The moral implications of our technological creations have long been the staple of science-fiction rumination. Speculative films from Metropolis to 2001: A Space Odyssey to Blade Runner and Robocop explore the idea that autonomous intelligence without moral constraint must inevitably lead to deadly hazard. Indeed, this anxiety long precedes the modern age of science (and its fiction), as demonstrated by the popularity of the tales of Frankenstein, the Golem of Prague and the Sorcerer's Apprentice. We have always worried about the unintended consequences of our complex creations.
Artificial Intelligence has now reached a point — not least in the public imagination, and in the prognostications of thought leaders in other fields — where these moral concerns have become the substance of science fact. Our machines are tasked with ever more autonomous decisions that directly impact on the well-being of other humans. There is a very real need to imbue our AI creations with a robust moral sense that real people would recognize as a functional model of human morality.

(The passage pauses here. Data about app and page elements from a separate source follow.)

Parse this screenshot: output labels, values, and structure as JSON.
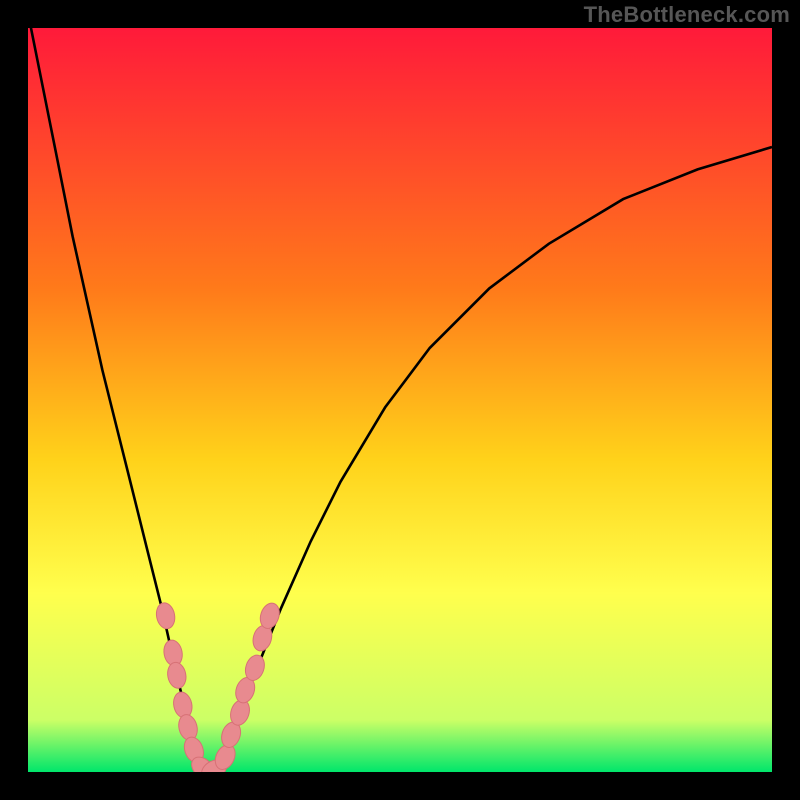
{
  "watermark": "TheBottleneck.com",
  "colors": {
    "bg": "#000000",
    "grad_top": "#ff1a3a",
    "grad_mid1": "#ff7a1a",
    "grad_mid2": "#ffd21a",
    "grad_mid3": "#ffff4d",
    "grad_bot1": "#ccff66",
    "grad_bot2": "#00e66b",
    "curve": "#000000",
    "dot_fill": "#e88a8f",
    "dot_stroke": "#d77176"
  },
  "chart_data": {
    "type": "line",
    "title": "",
    "xlabel": "",
    "ylabel": "",
    "xlim": [
      0,
      100
    ],
    "ylim": [
      0,
      100
    ],
    "series": [
      {
        "name": "bottleneck-curve",
        "x": [
          0,
          2,
          4,
          6,
          8,
          10,
          12,
          14,
          16,
          18,
          20,
          21,
          22,
          23,
          24,
          25,
          26,
          28,
          30,
          34,
          38,
          42,
          48,
          54,
          62,
          70,
          80,
          90,
          100
        ],
        "y": [
          102,
          92,
          82,
          72,
          63,
          54,
          46,
          38,
          30,
          22,
          13,
          9,
          5,
          2,
          0,
          0,
          2,
          6,
          12,
          22,
          31,
          39,
          49,
          57,
          65,
          71,
          77,
          81,
          84
        ]
      }
    ],
    "markers": {
      "name": "highlight-dots",
      "points": [
        {
          "x": 18.5,
          "y": 21
        },
        {
          "x": 19.5,
          "y": 16
        },
        {
          "x": 20.0,
          "y": 13
        },
        {
          "x": 20.8,
          "y": 9
        },
        {
          "x": 21.5,
          "y": 6
        },
        {
          "x": 22.3,
          "y": 3
        },
        {
          "x": 23.5,
          "y": 0.5
        },
        {
          "x": 25.0,
          "y": 0.3
        },
        {
          "x": 26.5,
          "y": 2
        },
        {
          "x": 27.3,
          "y": 5
        },
        {
          "x": 28.5,
          "y": 8
        },
        {
          "x": 29.2,
          "y": 11
        },
        {
          "x": 30.5,
          "y": 14
        },
        {
          "x": 31.5,
          "y": 18
        },
        {
          "x": 32.5,
          "y": 21
        }
      ]
    },
    "gradient_stops": [
      {
        "offset": 0,
        "key": "grad_top"
      },
      {
        "offset": 35,
        "key": "grad_mid1"
      },
      {
        "offset": 58,
        "key": "grad_mid2"
      },
      {
        "offset": 76,
        "key": "grad_mid3"
      },
      {
        "offset": 93,
        "key": "grad_bot1"
      },
      {
        "offset": 100,
        "key": "grad_bot2"
      }
    ]
  }
}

Recently, many researchers are endeavouring to bring the moral dimension of autonomous non-human agents to the public eye. There are academic groups that attempt to forestall or halt the militarization of autonomous agents, such as the International Committee for Robot Arms Control. South Korea and other countries are working to adapt their legal systems to account for the issues of responsibility, liability, insurance etc within this new technological realm.
In this symposium, we aim to bring together researchers from AI, law practitioners, philosophers of ethics, and neuro-cognitive scientists to shed light on the problems of design and regulation of ethically- and morally-informed autonomous systems as they become part of our everyday life. We expect a stimulating interdisciplinary debate that will break new ground on this important and timely topic.